The treatment used in dogs is an adulticide such as Immiticide. There are 2 different dosing schedules available:

1  1.      2 intramuscular injections are given 24 hours apart. This way kills 90-95% of adult heartworms usually in 2-3 weeks.
   2.    Dogs with right sided heart failure or changes in their lungs on x-rays are administered the Immiticide in split doses. This method kills fewer heartworms with each injection which limits the risk of worsening lung problems or acute death. With this treatment, 1 intramuscular injection is given, the pet is rested for 4-6 weeks, then 2 injections given 24 hours apart.  

This form of treatment is not recommended in cats because killing of the adult heartworms can be fatal if too many die at once. Cat’s lungs can’t handle more than 1-2 heartworms dying at once.

Products that have ivermectin such as heartgard can be used to slowly kill some of the adult heartworms if the product is given for at least 18 months. We do not recommend this method because if your dog is too active, you risk pulmonary embolism and sudden breathing problems. We only use this method if there are other health concerns going on at the same time.

Baby microfilaria can be treated after the adult heartworms have been treated. This is an oral form of ivermectin that we give, while your pet is hospitalized for the day so we can monitor. This kills a large number of microfilaria within 2-8 hours after the medication is given.

All pets are kept quiet for 6 weeks following treatment to prevent any pulmonary embolisms or acute death. 4-6 months out, we will run some additional testing to make sure the heartworm disease has cleared. If your pet remains positive, the treatment would be repeated.


Most dogs do well with treatment and are able to be started on prevention after treatment is complete. We have several types of preventions available depending what works best with your lifestyle. If your pet has kidney, liver, or lung changes problems during the treatment, prognosis is guarded if the problems persist after treatment. Some dogs are able to return to normal activity, but may not have the same energy level they had before. Dogs with right sided heart failure may have a poor prognosis because of the treatment and may need treatment for the rest of their lives. 

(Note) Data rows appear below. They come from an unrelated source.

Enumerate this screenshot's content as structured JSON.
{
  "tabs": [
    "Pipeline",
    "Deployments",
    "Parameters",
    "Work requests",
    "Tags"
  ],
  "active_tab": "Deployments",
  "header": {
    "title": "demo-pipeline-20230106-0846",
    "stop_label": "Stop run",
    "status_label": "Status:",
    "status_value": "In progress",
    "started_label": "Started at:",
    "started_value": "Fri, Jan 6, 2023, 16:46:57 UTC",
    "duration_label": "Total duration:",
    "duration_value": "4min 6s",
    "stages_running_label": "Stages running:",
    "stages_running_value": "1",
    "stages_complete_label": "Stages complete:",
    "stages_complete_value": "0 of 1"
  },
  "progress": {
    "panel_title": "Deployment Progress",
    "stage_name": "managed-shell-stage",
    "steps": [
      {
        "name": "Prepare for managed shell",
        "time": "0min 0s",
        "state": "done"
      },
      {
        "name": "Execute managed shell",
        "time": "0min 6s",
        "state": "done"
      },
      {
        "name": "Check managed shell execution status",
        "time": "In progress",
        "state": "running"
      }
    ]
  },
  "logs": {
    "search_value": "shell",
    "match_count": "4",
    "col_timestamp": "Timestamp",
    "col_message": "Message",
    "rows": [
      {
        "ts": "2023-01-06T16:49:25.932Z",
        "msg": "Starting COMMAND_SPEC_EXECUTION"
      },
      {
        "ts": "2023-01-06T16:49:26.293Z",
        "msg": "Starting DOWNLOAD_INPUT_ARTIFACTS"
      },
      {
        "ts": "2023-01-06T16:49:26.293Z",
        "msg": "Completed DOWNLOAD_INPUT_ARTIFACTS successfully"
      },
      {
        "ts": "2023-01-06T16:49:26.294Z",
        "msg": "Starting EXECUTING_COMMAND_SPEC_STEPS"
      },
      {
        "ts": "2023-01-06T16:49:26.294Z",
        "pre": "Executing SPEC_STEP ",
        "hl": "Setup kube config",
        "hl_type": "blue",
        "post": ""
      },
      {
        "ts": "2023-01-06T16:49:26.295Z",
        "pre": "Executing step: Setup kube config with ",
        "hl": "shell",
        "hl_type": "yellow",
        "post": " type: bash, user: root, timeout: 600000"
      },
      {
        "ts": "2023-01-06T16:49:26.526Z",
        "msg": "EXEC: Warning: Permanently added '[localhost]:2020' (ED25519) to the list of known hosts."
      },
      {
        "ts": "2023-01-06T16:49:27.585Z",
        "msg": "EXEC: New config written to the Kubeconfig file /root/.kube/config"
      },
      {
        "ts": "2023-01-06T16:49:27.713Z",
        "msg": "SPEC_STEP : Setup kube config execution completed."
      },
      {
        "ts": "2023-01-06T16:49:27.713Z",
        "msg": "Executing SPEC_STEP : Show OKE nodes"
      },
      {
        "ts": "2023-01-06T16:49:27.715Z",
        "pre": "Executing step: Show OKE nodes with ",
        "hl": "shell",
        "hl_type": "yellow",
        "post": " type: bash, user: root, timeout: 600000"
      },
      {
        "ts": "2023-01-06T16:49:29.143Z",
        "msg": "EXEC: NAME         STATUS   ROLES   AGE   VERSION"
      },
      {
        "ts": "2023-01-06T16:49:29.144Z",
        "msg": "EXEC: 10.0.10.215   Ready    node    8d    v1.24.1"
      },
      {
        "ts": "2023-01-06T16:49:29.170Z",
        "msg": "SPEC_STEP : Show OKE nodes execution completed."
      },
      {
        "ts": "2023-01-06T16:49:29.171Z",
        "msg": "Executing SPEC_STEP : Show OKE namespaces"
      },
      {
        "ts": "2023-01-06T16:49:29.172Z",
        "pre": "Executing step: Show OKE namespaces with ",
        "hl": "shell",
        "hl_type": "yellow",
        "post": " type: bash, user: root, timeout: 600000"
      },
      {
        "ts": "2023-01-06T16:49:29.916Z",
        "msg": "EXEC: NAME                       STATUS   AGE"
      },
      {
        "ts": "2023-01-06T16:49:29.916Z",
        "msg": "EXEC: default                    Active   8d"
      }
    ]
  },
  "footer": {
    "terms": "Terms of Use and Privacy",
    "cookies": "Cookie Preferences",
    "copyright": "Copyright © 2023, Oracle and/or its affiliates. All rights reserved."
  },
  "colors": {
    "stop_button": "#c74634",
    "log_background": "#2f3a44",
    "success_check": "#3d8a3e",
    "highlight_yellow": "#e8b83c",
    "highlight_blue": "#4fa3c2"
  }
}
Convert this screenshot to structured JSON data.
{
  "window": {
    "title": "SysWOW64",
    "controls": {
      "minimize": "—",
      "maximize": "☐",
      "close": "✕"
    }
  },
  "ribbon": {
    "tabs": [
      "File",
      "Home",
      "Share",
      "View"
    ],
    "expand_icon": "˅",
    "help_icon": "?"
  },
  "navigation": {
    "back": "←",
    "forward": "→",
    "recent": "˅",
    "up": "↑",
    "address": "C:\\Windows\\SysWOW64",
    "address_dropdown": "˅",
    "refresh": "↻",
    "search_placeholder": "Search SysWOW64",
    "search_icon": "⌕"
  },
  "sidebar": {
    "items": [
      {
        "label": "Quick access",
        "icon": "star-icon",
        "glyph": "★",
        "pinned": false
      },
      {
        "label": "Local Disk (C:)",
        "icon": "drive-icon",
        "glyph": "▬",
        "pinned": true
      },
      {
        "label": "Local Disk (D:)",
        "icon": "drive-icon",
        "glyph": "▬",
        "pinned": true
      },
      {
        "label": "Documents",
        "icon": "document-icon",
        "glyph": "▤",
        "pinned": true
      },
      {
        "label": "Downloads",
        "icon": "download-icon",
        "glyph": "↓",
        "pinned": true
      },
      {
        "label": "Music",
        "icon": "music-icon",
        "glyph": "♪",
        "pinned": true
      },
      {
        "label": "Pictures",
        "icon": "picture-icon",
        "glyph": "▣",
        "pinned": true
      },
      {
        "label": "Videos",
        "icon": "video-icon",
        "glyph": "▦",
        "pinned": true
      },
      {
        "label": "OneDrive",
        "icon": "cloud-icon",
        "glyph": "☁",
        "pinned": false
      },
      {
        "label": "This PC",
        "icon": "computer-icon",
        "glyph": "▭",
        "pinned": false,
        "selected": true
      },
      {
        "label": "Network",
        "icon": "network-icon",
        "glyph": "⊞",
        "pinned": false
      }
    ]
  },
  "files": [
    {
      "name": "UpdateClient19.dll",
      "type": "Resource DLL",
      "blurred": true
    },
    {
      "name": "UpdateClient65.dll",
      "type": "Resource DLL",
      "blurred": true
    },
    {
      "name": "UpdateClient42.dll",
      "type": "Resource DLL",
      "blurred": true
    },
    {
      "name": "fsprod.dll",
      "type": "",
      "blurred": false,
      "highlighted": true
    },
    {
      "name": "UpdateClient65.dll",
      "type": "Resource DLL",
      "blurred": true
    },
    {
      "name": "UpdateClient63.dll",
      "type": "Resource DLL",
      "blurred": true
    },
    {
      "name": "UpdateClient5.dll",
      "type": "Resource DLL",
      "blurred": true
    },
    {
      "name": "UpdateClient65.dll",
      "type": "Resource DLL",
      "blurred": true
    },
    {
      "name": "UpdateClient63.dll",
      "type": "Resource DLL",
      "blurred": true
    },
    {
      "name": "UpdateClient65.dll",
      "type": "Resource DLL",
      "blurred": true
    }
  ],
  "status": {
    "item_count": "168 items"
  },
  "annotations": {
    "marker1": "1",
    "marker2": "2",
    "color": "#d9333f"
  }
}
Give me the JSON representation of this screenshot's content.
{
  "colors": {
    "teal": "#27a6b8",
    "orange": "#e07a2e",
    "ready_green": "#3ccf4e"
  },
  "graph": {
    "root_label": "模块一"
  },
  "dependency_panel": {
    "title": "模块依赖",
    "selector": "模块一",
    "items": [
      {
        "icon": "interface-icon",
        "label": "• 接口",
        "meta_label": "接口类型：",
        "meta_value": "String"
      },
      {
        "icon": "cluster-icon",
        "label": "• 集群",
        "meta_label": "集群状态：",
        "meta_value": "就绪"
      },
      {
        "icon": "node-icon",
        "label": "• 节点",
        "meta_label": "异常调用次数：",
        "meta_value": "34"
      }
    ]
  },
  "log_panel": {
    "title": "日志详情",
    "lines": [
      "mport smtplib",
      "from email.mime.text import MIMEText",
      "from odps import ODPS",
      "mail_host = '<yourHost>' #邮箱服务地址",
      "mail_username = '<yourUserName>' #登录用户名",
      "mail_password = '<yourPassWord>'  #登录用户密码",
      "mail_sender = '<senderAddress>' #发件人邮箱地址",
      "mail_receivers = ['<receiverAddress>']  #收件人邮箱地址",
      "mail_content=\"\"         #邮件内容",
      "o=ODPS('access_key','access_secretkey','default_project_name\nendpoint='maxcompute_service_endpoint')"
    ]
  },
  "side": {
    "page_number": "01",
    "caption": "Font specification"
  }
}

We have different preventions available. We offer monthly chewables, monthly topicals or a 6 month injection available. 

Thursday, February 2, 2017

Valentines Day

Be My Valentine

Do you have that special pet in your life that you love deeply? You're not alone!

Valentines day is fast approaching, which means all kinds of goodies!

As much as we love sharing things with our pets, Not all yummy treats are good for them. 

Here are some tips that can help you remember:

1. Melts in your mouth, not theirs:

        Believe it or not, some chocolate is worse than others. Baker's chocolate is the most toxic causing abnormally high heart rates. A hershey's kiss or two may not cause that kind of reaction, but may cause GI upset. We recommend steering clear of all things chocolaty! 

2.  No Candy Hearts This Time:

         Sugar-free candies and gum may contain a sweetener call xylitol, which is very toxic to dogs. It may cause vomiting, seizures, loss of coordination, or liver failure.

3. Flower Power:

         The aroma of those beautifully arrainged bouquets is so nice. So nice that your pet may want a sniff, or a lick. Be careful! Some flowers such as lilies are very toxic to cats. Check what your bouquet contains before you order, or make sure you have a place to put them away for your pets.

If you really want to spoil your furry friend on Valentines day, pick them up a new toy, or collar.

Always be aware of the closest Veterinary Clinic or Emergency Clinic near you in case of an emergency. 

You may also call the pet poison hotline if your unsure if something is toxic.